“Benefits mean healthcare services that are intended to maintain or improve the health status of enrollees, for which the MA organization incurs a cost or liability under an MA plan (not solely an administrative processing cost). Benefits are submitted and approved through the annual bidding process.”
Therefore, the language of the MA plan contract with the hospital, or any commercial payor for that matter, dictates the extent of utilization review (UR) processes that lead to payment for the services and benefits delivered to the enrollee. When MA firms negotiate contracts with individual hospitals and healthcare organizations, CMS has been clear that such contracts are not required to include the two-midnight rule when it comes to making hospitalization status decisions. Instead, in these instances, MA plans often use proprietary decision tools containing clinical criteria, such as MCG or Interqual , and/or their own plans’ internal criteria, as part of the decision-making process to grant inpatient our outpatient (observation) status.
The status of a patient is either outpatient or inpatient, neither of which is a benefit or service or item to which the patient is entitled. In the case Alexander vs. Azar, the court (Michael P. Shea, U.S.D.J.) made the following statement: “for the reasons that follow, I find that….there is a property interest in Part A coverage, but no property interest in inpatient admission..” “Neither the language of the two-midnight rule, nor CMS sub-regulatory guidance, nor CMS’s enforcement practices, establish a property interest in formal inpatient admissions, because CMS doesn’t not require treating physicians to order inpatient admission when a patient satisfies CMS criteria.” I interpret this in the following way: that observation is a service, so it is therefore a benefit, while inpatient status and the two-midnight rule is not a benefit!
If the beneficiary receives these services, no less than original Medicare offers, CMS has remained reluctant, time and time again, to intervene in such a payment dispute. Therefore, outpatient and inpatient status designation is a payment mechanism only.
An interesting example of where a benefit must be offered by the MA plan (because it is part of an NCD) would be UHC’s policy on the Mitra Clip. The MA plan has to offer the benefit, since it is offered to all other original Medicare enrollees. UNH does not offer the service to any of its commercial non-Medicare enrollees, because they consider the procedure to not be medically necessary. In the absence of a Medicare National Coverage Determination (NCD), Local Coverage Determination (LCD), or other Medicare coverage guidance, CMS allows a Medicare Advantage Organization (MAO) to create its own coverage determinations, using objective evidence-based rationale relying on authoritative evidence.
Since the subject of this article is why MA plans don’t have to follow the two-midnight rule, the same answer applies as to why MA plans don’t have to follow the three-midnight rule for Skilled Nursing Facility (SNF) coverage.
Other items that are not benefits under original Medicare that are contractual:
- Readmissions – zero payment different from traditional Medicare process;
- Code 44 process;
- Inpatient-Only List;
- Inpatient denial with inability to obtain reimbursement for observation alternatively;
- Exceptions to the two-midnight rule;
- Physician economic herding by payor; and
- Tiered payment for certain items and services.
I hope this clarifies why we cannot use the two-midnight rule for MA plans, no matter how much we try.

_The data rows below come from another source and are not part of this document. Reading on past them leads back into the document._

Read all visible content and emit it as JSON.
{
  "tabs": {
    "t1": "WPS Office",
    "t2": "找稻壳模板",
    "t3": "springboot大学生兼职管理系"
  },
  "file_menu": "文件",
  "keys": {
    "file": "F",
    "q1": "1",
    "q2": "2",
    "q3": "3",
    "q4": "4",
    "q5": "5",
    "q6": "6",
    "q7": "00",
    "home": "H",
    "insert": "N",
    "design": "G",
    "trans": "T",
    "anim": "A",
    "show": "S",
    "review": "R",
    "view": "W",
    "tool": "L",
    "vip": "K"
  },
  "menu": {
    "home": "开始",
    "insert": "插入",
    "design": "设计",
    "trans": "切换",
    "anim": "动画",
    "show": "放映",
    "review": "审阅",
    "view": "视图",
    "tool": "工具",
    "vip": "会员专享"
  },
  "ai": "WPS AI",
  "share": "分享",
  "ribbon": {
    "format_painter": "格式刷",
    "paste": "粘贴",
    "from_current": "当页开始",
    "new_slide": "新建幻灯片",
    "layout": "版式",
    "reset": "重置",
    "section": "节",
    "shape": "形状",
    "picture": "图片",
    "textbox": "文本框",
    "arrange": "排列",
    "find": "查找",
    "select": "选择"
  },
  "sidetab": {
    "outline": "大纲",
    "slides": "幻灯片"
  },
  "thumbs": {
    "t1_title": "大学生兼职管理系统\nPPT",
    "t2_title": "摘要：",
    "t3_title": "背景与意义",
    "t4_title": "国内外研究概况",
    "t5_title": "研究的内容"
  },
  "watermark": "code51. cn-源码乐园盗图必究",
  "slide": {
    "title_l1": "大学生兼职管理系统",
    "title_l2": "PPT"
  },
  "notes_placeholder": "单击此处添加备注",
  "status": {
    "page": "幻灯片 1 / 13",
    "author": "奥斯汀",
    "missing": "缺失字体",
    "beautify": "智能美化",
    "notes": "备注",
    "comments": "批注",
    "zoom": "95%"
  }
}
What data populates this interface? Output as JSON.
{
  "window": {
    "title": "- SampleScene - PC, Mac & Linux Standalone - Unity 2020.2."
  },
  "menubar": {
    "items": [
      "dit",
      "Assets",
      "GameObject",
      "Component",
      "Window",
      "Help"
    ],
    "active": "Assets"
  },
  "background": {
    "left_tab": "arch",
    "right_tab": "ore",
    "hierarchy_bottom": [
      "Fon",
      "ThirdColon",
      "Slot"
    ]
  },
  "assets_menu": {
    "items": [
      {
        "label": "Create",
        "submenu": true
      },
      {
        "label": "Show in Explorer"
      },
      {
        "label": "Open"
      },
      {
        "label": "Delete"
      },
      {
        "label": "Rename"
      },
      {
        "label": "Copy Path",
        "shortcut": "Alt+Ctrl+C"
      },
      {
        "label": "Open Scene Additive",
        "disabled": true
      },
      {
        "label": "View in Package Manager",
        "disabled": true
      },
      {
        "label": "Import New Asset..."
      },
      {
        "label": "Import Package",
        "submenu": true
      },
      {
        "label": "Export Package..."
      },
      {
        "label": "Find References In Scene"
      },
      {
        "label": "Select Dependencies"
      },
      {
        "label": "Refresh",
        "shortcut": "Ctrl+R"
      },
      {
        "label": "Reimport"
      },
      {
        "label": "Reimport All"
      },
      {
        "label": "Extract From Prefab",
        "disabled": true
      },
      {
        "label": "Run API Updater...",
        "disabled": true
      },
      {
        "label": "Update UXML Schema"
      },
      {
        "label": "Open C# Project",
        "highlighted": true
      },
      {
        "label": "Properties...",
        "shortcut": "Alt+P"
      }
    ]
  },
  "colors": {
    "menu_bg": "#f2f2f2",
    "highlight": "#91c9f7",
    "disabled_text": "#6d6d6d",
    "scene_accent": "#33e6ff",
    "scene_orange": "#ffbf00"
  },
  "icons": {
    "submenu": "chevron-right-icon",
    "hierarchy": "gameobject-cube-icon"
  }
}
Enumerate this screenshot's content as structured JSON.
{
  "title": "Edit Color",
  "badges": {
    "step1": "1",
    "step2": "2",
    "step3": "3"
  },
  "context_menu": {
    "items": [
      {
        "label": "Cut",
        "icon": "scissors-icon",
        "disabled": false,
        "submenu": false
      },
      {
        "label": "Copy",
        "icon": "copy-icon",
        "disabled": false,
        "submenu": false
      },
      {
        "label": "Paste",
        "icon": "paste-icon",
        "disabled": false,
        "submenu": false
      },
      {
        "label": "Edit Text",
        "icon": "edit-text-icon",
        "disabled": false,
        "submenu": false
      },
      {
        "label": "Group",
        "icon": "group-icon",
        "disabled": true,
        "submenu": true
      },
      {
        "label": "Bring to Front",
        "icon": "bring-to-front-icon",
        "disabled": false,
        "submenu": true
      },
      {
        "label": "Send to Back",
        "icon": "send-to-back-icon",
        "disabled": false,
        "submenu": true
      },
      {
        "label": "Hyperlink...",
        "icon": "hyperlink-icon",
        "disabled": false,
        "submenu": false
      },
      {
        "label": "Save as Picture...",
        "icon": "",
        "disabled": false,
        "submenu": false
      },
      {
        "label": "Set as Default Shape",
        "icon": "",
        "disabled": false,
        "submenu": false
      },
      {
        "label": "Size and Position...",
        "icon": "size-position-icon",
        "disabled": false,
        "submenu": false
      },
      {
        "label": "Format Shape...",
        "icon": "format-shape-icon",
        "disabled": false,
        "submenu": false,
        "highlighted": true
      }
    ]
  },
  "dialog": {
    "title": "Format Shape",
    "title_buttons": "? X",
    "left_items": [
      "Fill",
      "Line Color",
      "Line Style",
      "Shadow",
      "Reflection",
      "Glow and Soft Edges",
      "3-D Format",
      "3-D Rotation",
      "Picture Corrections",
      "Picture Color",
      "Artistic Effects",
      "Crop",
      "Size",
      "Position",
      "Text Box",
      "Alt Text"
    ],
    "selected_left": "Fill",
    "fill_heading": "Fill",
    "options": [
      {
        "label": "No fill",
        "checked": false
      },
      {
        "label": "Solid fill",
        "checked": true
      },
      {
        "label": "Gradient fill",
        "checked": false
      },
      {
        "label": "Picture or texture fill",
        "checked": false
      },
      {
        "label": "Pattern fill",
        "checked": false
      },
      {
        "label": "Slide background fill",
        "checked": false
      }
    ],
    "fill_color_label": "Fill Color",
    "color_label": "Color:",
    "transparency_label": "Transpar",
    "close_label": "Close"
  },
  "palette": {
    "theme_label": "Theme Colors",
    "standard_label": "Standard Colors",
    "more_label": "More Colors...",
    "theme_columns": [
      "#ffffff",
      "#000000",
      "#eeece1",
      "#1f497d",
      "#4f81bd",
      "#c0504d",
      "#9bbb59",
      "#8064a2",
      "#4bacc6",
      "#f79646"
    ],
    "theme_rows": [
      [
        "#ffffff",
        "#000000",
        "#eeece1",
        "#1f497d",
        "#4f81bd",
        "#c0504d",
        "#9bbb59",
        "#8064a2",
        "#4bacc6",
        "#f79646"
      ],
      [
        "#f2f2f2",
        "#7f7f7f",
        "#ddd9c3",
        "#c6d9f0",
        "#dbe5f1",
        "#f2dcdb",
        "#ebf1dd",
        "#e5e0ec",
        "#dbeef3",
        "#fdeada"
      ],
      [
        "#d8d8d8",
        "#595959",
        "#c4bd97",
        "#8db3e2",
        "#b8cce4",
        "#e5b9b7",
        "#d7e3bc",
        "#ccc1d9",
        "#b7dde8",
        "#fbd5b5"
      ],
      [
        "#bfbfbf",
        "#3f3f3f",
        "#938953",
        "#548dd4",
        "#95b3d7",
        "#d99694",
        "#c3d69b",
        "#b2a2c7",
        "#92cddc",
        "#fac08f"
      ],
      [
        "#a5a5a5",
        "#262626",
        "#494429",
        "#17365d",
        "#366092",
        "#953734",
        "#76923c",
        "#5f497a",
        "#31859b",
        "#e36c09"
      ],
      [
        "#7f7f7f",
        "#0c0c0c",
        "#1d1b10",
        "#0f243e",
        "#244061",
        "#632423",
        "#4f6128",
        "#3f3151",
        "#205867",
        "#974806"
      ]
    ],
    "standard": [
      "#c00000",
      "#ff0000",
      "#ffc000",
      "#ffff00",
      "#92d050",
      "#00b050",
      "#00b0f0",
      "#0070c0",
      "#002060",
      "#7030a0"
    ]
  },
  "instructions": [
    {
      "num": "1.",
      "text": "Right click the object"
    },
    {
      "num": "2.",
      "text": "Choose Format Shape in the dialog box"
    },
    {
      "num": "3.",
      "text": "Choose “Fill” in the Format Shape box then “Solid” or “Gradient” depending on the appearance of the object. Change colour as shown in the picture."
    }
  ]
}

Instead, maybe we can get our contracting folks to negotiate this into a contract with the MA plan. If not, let’s agree to stop trying to force a square peg into a circle. Good luck